In its recent decision in Australasian Centre for Corporate Responsibility v Commonwealth Bank of Australia  FCAFC 80, the Full Court of the Federal Court (Full Court) dismissed an appeal by the Australasian Centre for Corporate Responsibility (ACCR). This decision has effectively ended the prospect of shareholder activists proposing ‘advisory’ resolutions relating to the management of a company.
The ACCR is a not-for-profit association promoting shareholder engagement and advocacy.
In this case, the ACCR sought for the directors of the Commonwealth Bank of Australia (CBA) to propose one of 3 alternative shareholder resolutions at CBA’s annual general meeting (AGM). CBA refused to allow two of the resolutions. These resolutions required the CBA board of directors to report annually to shareholders on the quantum of greenhouse gas emissions CBA ‘is responsible for financing’, the risks posed to CBA from climate change, and the strategies adopted by the bank to mitigate those risks.
CBA agreed to include the third alternative resolution for consideration at the AGM. This resolution sought the amendment of CBA’s constitution to require the directors to report to shareholders on the directors’ ‘assessment of the quantum of greenhouse gas emissions [CBA is] responsible for financing’.
The ACCR brought the case to the Federal Court. After the Federal Court ruled against it, the ACCR appealed to the Full Court.
Implications of the decision
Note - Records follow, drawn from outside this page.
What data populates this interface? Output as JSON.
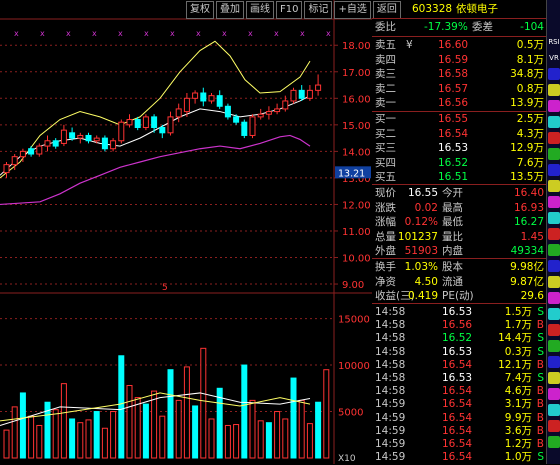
{
  "toolbar": [
    "复权",
    "叠加",
    "画线",
    "F10",
    "标记",
    "+自选",
    "返回"
  ],
  "header": {
    "code": "603328",
    "name": "依顿电子",
    "wei_bi_label": "委比",
    "wei_bi": "-17.39%",
    "wei_cha_label": "委差",
    "wei_cha": "-104"
  },
  "sell": [
    {
      "label": "卖五",
      "price": "16.60",
      "vol": "0.5万",
      "yen": "¥"
    },
    {
      "label": "卖四",
      "price": "16.59",
      "vol": "8.1万"
    },
    {
      "label": "卖三",
      "price": "16.58",
      "vol": "34.8万"
    },
    {
      "label": "卖二",
      "price": "16.57",
      "vol": "0.8万"
    },
    {
      "label": "卖一",
      "price": "16.56",
      "vol": "13.9万"
    }
  ],
  "buy": [
    {
      "label": "买一",
      "price": "16.55",
      "vol": "2.5万"
    },
    {
      "label": "买二",
      "price": "16.54",
      "vol": "4.3万"
    },
    {
      "label": "买三",
      "price": "16.53",
      "vol": "12.9万"
    },
    {
      "label": "买四",
      "price": "16.52",
      "vol": "7.6万"
    },
    {
      "label": "买五",
      "price": "16.51",
      "vol": "13.5万"
    }
  ],
  "stats1": [
    {
      "l1": "现价",
      "v1": "16.55",
      "l2": "今开",
      "v2": "16.40"
    },
    {
      "l1": "涨跌",
      "v1": "0.02",
      "l2": "最高",
      "v2": "16.93"
    },
    {
      "l1": "涨幅",
      "v1": "0.12%",
      "l2": "最低",
      "v2": "16.27"
    },
    {
      "l1": "总量",
      "v1": "101237",
      "l2": "量比",
      "v2": "1.45"
    },
    {
      "l1": "外盘",
      "v1": "51903",
      "l2": "内盘",
      "v2": "49334"
    }
  ],
  "stats2": [
    {
      "l1": "换手",
      "v1": "1.03%",
      "l2": "股本",
      "v2": "9.98亿"
    },
    {
      "l1": "净资",
      "v1": "4.50",
      "l2": "流通",
      "v2": "9.87亿"
    },
    {
      "l1": "收益(三)",
      "v1": "0.419",
      "l2": "PE(动)",
      "v2": "29.6"
    }
  ],
  "ticks": [
    {
      "time": "14:58",
      "price": "16.53",
      "vol": "1.5万",
      "bs": "S"
    },
    {
      "time": "14:58",
      "price": "16.56",
      "vol": "1.7万",
      "bs": "B"
    },
    {
      "time": "14:58",
      "price": "16.52",
      "vol": "14.4万",
      "bs": "S"
    },
    {
      "time": "14:58",
      "price": "16.53",
      "vol": "0.3万",
      "bs": "S"
    },
    {
      "time": "14:58",
      "price": "16.54",
      "vol": "12.1万",
      "bs": "B"
    },
    {
      "time": "14:58",
      "price": "16.53",
      "vol": "7.4万",
      "bs": "S"
    },
    {
      "time": "14:58",
      "price": "16.54",
      "vol": "4.6万",
      "bs": "B"
    },
    {
      "time": "14:59",
      "price": "16.54",
      "vol": "3.1万",
      "bs": "B"
    },
    {
      "time": "14:59",
      "price": "16.54",
      "vol": "9.9万",
      "bs": "B"
    },
    {
      "time": "14:59",
      "price": "16.54",
      "vol": "3.6万",
      "bs": "B"
    },
    {
      "time": "14:59",
      "price": "16.54",
      "vol": "1.2万",
      "bs": "B"
    },
    {
      "time": "14:59",
      "price": "16.54",
      "vol": "1.0万",
      "bs": "S"
    }
  ],
  "chart": {
    "price_ticks": [
      "18.00",
      "17.00",
      "16.00",
      "15.00",
      "14.00",
      "13.00",
      "12.00",
      "11.00",
      "10.00",
      "9.00"
    ],
    "current_price_tag": "13.21",
    "vol_ticks": [
      "15000",
      "10000",
      "5000"
    ],
    "vol_unit": "X10",
    "marker": "5"
  },
  "sidebar_icons": [
    "RSI",
    "VR"
  ],
  "colors": {
    "up": "#ff3333",
    "down": "#00ffff",
    "flat": "#ffffff",
    "label": "#c8c8c8",
    "volume": "#ffff00",
    "grid": "#8a1f1f",
    "ma_yellow": "#ffff66",
    "ma_white": "#ffffff",
    "ma_purple": "#cc33cc"
  }
}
The case was run as a test case by the ACCR to bring Australian law more in line with the law in the US. In the US, shareholders routinely pass non-binding resolutions to express opinions as to the management of companies. The Full Court rejected this approach and emphatically denied the existence of a general power under Australian law to allow shareholders to pass such ‘advisory’ resolutions regarding issues of management.
The decision comes soon after the repeal of the provisions under the Corporations Act 2001 (Cth) that entitled 100 or more shareholders to demand that a company call a general meeting. The combination of the repeal of these legislative provisions and the Full Court’s decision leaves boards of directors in a better position to refuse a requisition by shareholder activists of ‘advisory’ resolutions.
Despite these developments, the level of shareholder activism is unlikely to decline. For example, the ACCR has had some success in raising awareness of its campaigns by requisitioning special resolutions to amend the constitutions of large Australian banks, energy and mining companies. None of these resolutions have so far been successful in Australia, considering they require 75% of shareholders to vote in favour in order to pass. They do, however, bring attention to, and force boards to comment on, the issues raised.
In this context, another point reinforced by the Full Court was a board’s ability to comment on proposed resolutions by shareholders. The ACCR argued that the CBA board had acted beyond its power by recommending against the proposed amendment to the CBA constitution because the board did not consider the resolution to be in the best interests of the company. The Full Court rejected the ACCR’s argument in this regard.
The ACCR argued that it should not be liable for CBA’s costs on the basis that the case was in the public interest and may have far reaching implications on shareholder participation or corporate governance. The Full Court did not accept the ACCR’s argument, noting that an applicant which is established to pursue a particular public interest should not be exempted from the usual costs order where litigation brought in pursuit of that purpose fails.